Kevan Jones MP, whose North Durham constituency includes Chester-le-Street, said: "I have been contacted by a number of constituents who are concerned about the huge costs, quoted in the consultation, for repairing and maintaining the arch, and I have written to Durham County Council on this matter.

"I firmly believe the only sensible option is to remove the arch, which has always been a monstrosity and which, in its current state of disrepair, is a real eyesore in the centre of town".

The arch cost £334,000 when it was built by the now defunct Chester-le-Street District Council. Created by artist Jo Fairfax, it was designed to represent the town’s Roman heritage.

But structural problems brought on by the winter weather left hexagonal briquettes coating the surface loose and the area has since been fenced off, with security around the site costing £300-a-month.

The arch was designed by artist Jo Fairfax, who said:  "It is extremely upsetting.

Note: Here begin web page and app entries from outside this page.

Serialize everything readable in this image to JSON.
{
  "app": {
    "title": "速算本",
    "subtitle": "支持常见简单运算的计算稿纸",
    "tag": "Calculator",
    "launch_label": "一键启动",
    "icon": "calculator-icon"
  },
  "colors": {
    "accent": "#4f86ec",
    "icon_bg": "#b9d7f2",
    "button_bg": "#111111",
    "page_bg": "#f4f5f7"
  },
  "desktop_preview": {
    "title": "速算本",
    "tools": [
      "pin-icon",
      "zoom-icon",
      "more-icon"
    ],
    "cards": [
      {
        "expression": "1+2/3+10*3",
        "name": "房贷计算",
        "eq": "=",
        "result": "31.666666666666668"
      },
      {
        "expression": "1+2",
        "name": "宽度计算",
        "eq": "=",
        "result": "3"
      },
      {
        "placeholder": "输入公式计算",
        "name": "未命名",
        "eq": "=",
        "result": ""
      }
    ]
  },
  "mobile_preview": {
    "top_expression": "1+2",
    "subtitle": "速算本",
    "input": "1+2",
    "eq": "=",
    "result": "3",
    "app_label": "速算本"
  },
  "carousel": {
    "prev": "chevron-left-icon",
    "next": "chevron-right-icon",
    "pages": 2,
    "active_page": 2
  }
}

As you can imagine, a lot of work went into it.

"It was nominated for several architecture awards and appears in books on European architecture and it seems a huge shame that it ends like this."

Mr Fairfax, who is known for his public artworks, said a lack of maintenance was to blame for water getting into the structure, which has caused damage particularly over recent harsh winters.

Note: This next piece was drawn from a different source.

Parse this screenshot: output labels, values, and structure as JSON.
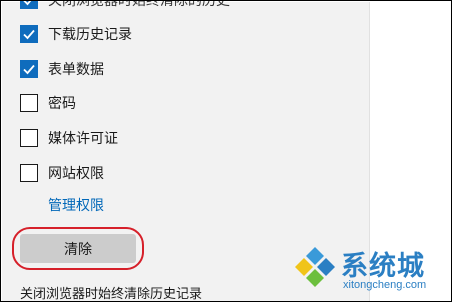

He said the design brief was to create something unusual, and it could have lasted for decades if properly maintained.

Coun Simon Henig, leader of Durham County Council, said: "The feedback we have received from the consultation gives the clear message that residents and businesses in Chester-le-Street believe the best option for future of the town centre is the demolition of the arch.

"In line with our promise to the public, now that we know their wishes we will waste no time in taking action to remove the arch and make good the Market Place."

The council said that, weather permitting and subject to approval, demolition would begin at the end of February or beginning of March.

More than 900 people took part in the six-week consultation exercise, which ended on Monday.